Lithium treatment response has been suggested to be familial, raising the possibility that genetic variation may contribute to interindividual differences in treatment response. If such differences could be identified, they might facilitate the development of novel treatments for bipolar disorder, or allow better matching between patients and treatments.
With the proliferation of genome-wide association studies (GWAS), it is increasingly apparent that the dangers of both type I and type II errors in genetic association studies are substantial. The obvious solution is larger sample sizes and the use of replication cohorts, followed by pooling or meta-analytic techniques. Given the particular difficulties in obtaining long-term treatment data sufficient to adequately define treatment response, the need for groups to work together to collect and study these cohorts is great.
Therefore, the goal of this collaboration is to facilitate high-quality, well-powered analysis of lithium treatment response data. After an initial brainstorming at the 21st conference of the International Group for the Study of Lithium Treated Patients (IGSLI), taking place on Sept 27th through 30th, 2007 in Dresden/Germany, ConLiGen was initiated by Thomas G. Schulze and Francis J. McMahon at the NIMH Intramural Program, based upon a meeting which took place at NIMH on May 6, 2008.
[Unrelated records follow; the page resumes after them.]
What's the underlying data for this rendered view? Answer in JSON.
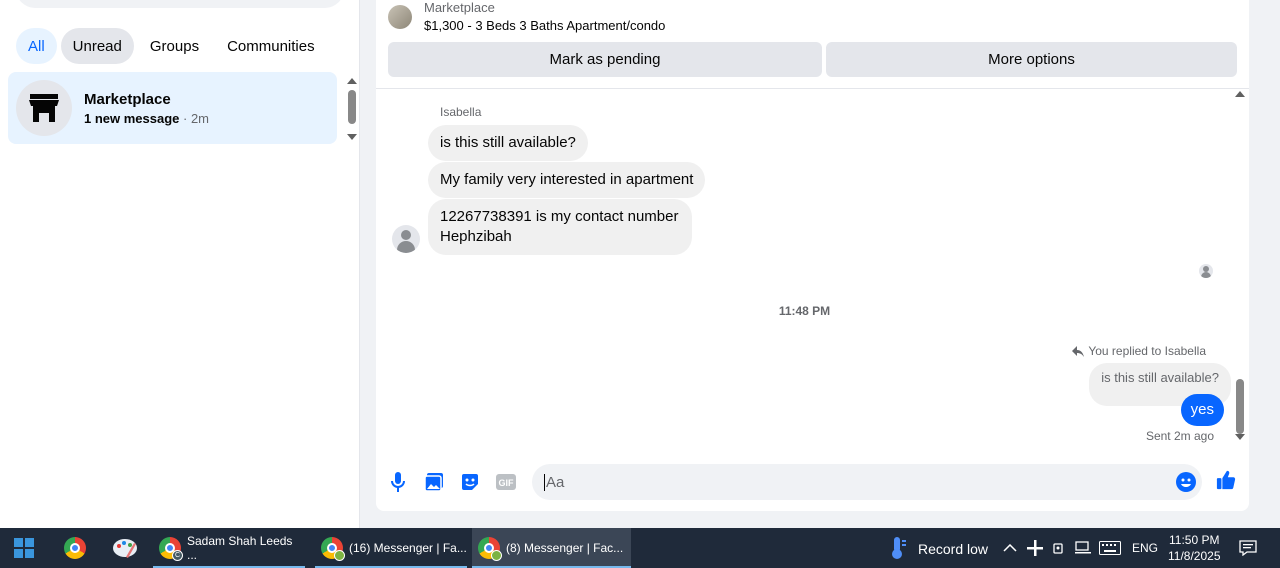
{
  "filters": [
    {
      "label": "All"
    },
    {
      "label": "Unread"
    },
    {
      "label": "Groups"
    },
    {
      "label": "Communities"
    }
  ],
  "conversation": {
    "name": "Marketplace",
    "new_message": "1 new message",
    "time": " · 2m"
  },
  "listing": {
    "label": "Marketplace",
    "title": "$1,300 - 3 Beds 3 Baths Apartment/condo"
  },
  "actions": {
    "pending": "Mark as pending",
    "more": "More options"
  },
  "messages": {
    "sender": "Isabella",
    "incoming": [
      "is this still available?",
      "My family very interested in apartment",
      "12267738391 is my contact number Hephzibah"
    ],
    "timestamp": "11:48 PM",
    "replied_label": "You replied to Isabella",
    "quoted": "is this still available?",
    "outgoing": "yes",
    "sent_status": "Sent 2m ago"
  },
  "composer": {
    "placeholder": "Aa"
  },
  "taskbar": {
    "apps": [
      {
        "label": "Sadam Shah Leeds ..."
      },
      {
        "label": "(16) Messenger | Fa..."
      },
      {
        "label": "(8) Messenger | Fac..."
      }
    ],
    "weather": "Record low",
    "language": "ENG",
    "time": "11:50 PM",
    "date": "11/8/2025"
  },
  "colors": {
    "accent": "#0866ff",
    "chip_active_bg": "#e7f3ff",
    "taskbar_bg": "#1f2a3a"
  },
  "icons": [
    "storefront-icon",
    "microphone-icon",
    "photo-icon",
    "sticker-icon",
    "gif-icon",
    "emoji-icon",
    "thumbs-up-icon",
    "reply-icon",
    "windows-start-icon",
    "chrome-icon",
    "thermometer-icon",
    "chevron-up-icon",
    "notification-icon"
  ]
}
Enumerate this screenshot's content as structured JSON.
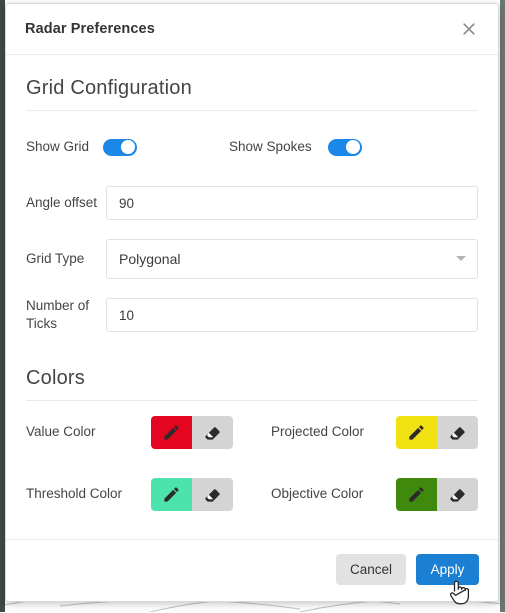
{
  "dialog": {
    "title": "Radar Preferences",
    "close_icon": "close-icon"
  },
  "sections": {
    "grid": {
      "heading": "Grid Configuration",
      "show_grid": {
        "label": "Show Grid",
        "value": "on"
      },
      "show_spokes": {
        "label": "Show Spokes",
        "value": "on"
      },
      "angle_offset": {
        "label": "Angle offset",
        "value": "90"
      },
      "grid_type": {
        "label": "Grid Type",
        "value": "Polygonal",
        "caret_icon": "chevron-down-icon"
      },
      "number_of_ticks": {
        "label": "Number of Ticks",
        "value": "10"
      }
    },
    "colors": {
      "heading": "Colors",
      "items": [
        {
          "label": "Value Color",
          "color": "#e40521",
          "pencil_icon": "pencil-icon",
          "clear_icon": "eraser-icon"
        },
        {
          "label": "Projected Color",
          "color": "#f2e112",
          "pencil_icon": "pencil-icon",
          "clear_icon": "eraser-icon"
        },
        {
          "label": "Threshold Color",
          "color": "#4ce4ac",
          "pencil_icon": "pencil-icon",
          "clear_icon": "eraser-icon"
        },
        {
          "label": "Objective Color",
          "color": "#3f8a0d",
          "pencil_icon": "pencil-icon",
          "clear_icon": "eraser-icon"
        }
      ]
    }
  },
  "footer": {
    "cancel_label": "Cancel",
    "apply_label": "Apply"
  },
  "theme": {
    "accent": "#1b7fd4",
    "toggle_on": "#1b87e6",
    "clear_button_bg": "#d4d4d4"
  },
  "cursor": {
    "icon": "pointer-hand-cursor"
  }
}
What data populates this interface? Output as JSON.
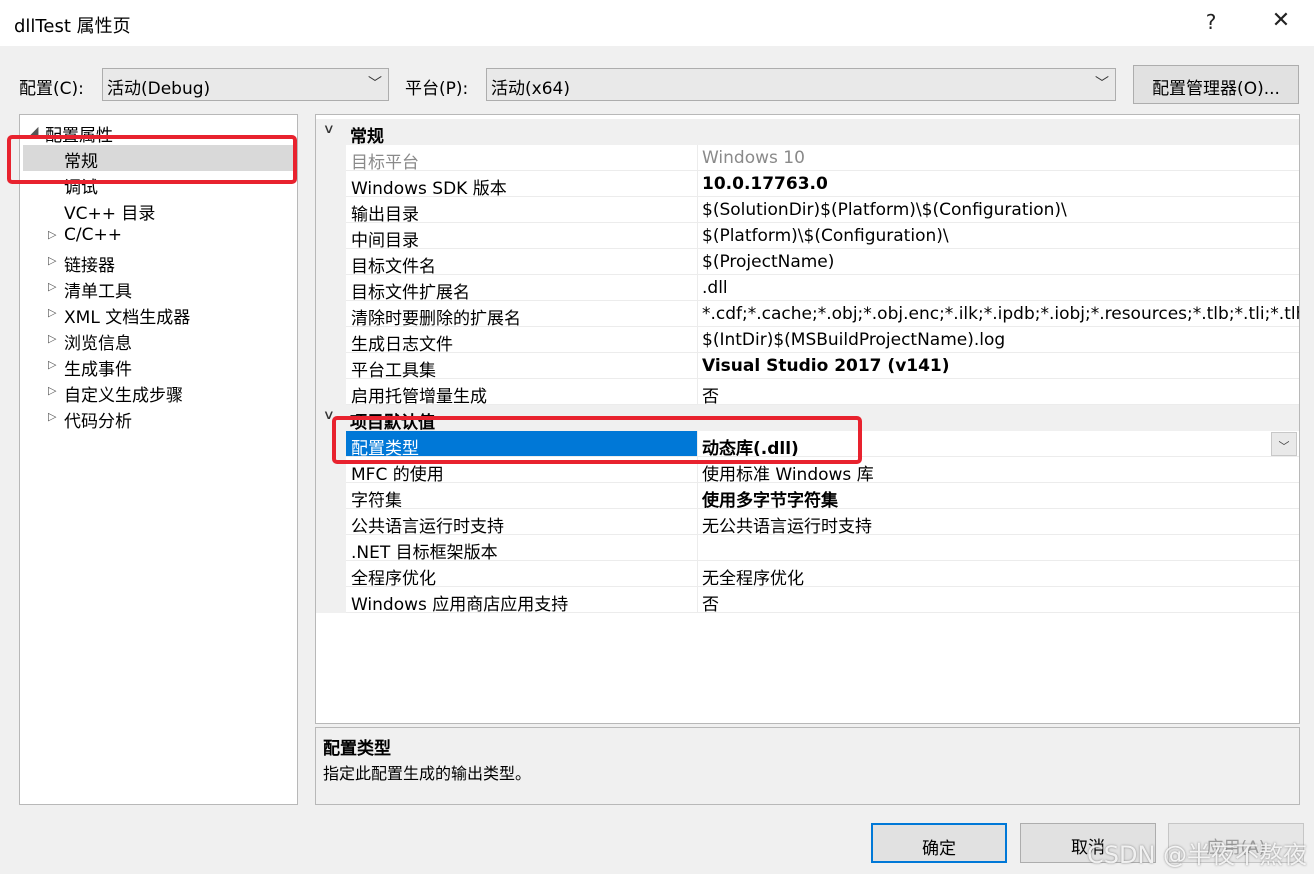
{
  "window": {
    "title": "dllTest 属性页",
    "help": "?",
    "close": "✕"
  },
  "config_bar": {
    "config_label": "配置(C):",
    "config_value": "活动(Debug)",
    "platform_label": "平台(P):",
    "platform_value": "活动(x64)",
    "manager_button": "配置管理器(O)..."
  },
  "tree": {
    "root": "配置属性",
    "items": [
      {
        "label": "常规",
        "selected": true,
        "expandable": false
      },
      {
        "label": "调试",
        "expandable": false
      },
      {
        "label": "VC++ 目录",
        "expandable": false
      },
      {
        "label": "C/C++",
        "expandable": true
      },
      {
        "label": "链接器",
        "expandable": true
      },
      {
        "label": "清单工具",
        "expandable": true
      },
      {
        "label": "XML 文档生成器",
        "expandable": true
      },
      {
        "label": "浏览信息",
        "expandable": true
      },
      {
        "label": "生成事件",
        "expandable": true
      },
      {
        "label": "自定义生成步骤",
        "expandable": true
      },
      {
        "label": "代码分析",
        "expandable": true
      }
    ]
  },
  "grid": {
    "sections": [
      {
        "title": "常规",
        "rows": [
          {
            "name": "目标平台",
            "value": "Windows 10",
            "dim": true
          },
          {
            "name": "Windows SDK 版本",
            "value": "10.0.17763.0",
            "bold": true
          },
          {
            "name": "输出目录",
            "value": "$(SolutionDir)$(Platform)\\$(Configuration)\\"
          },
          {
            "name": "中间目录",
            "value": "$(Platform)\\$(Configuration)\\"
          },
          {
            "name": "目标文件名",
            "value": "$(ProjectName)"
          },
          {
            "name": "目标文件扩展名",
            "value": ".dll"
          },
          {
            "name": "清除时要删除的扩展名",
            "value": "*.cdf;*.cache;*.obj;*.obj.enc;*.ilk;*.ipdb;*.iobj;*.resources;*.tlb;*.tli;*.tlh;*.t"
          },
          {
            "name": "生成日志文件",
            "value": "$(IntDir)$(MSBuildProjectName).log"
          },
          {
            "name": "平台工具集",
            "value": "Visual Studio 2017 (v141)",
            "bold": true
          },
          {
            "name": "启用托管增量生成",
            "value": "否"
          }
        ]
      },
      {
        "title": "项目默认值",
        "rows": [
          {
            "name": "配置类型",
            "value": "动态库(.dll)",
            "bold": true,
            "selected": true
          },
          {
            "name": "MFC 的使用",
            "value": "使用标准 Windows 库"
          },
          {
            "name": "字符集",
            "value": "使用多字节字符集",
            "bold": true
          },
          {
            "name": "公共语言运行时支持",
            "value": "无公共语言运行时支持"
          },
          {
            "name": ".NET 目标框架版本",
            "value": ""
          },
          {
            "name": "全程序优化",
            "value": "无全程序优化"
          },
          {
            "name": "Windows 应用商店应用支持",
            "value": "否"
          }
        ]
      }
    ]
  },
  "description": {
    "title": "配置类型",
    "text": "指定此配置生成的输出类型。"
  },
  "buttons": {
    "ok": "确定",
    "cancel": "取消",
    "apply": "应用(A)"
  },
  "watermark": "CSDN @半夜不熬夜",
  "colors": {
    "selection": "#0078d7",
    "highlight_box": "#e8222e",
    "tree_selection": "#d9d9d9"
  }
}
In attendance were (in alphabetical order):
Martin Alda (Halifax, NS, Canada)
Michael Bauer (Dresden, Germany)
Maria Del Zompo (via phone from Cagliari, Italy)
Gonzalo Laje (Bethesda, MD, USA)
Francis J. McMahon (Bethesda, MD, USA)
Mirko Manchia (Cagliari, Italy)
Roy Perlis (Boston, MA, USA)
Janusz Rybakowski (Poznan, Poland)
Thomas G. Schulze (Bethesda, MD, USA)
Johannes Schumacher (Bethesda, MD, USA)
Jordan Smoller (Boston, MA)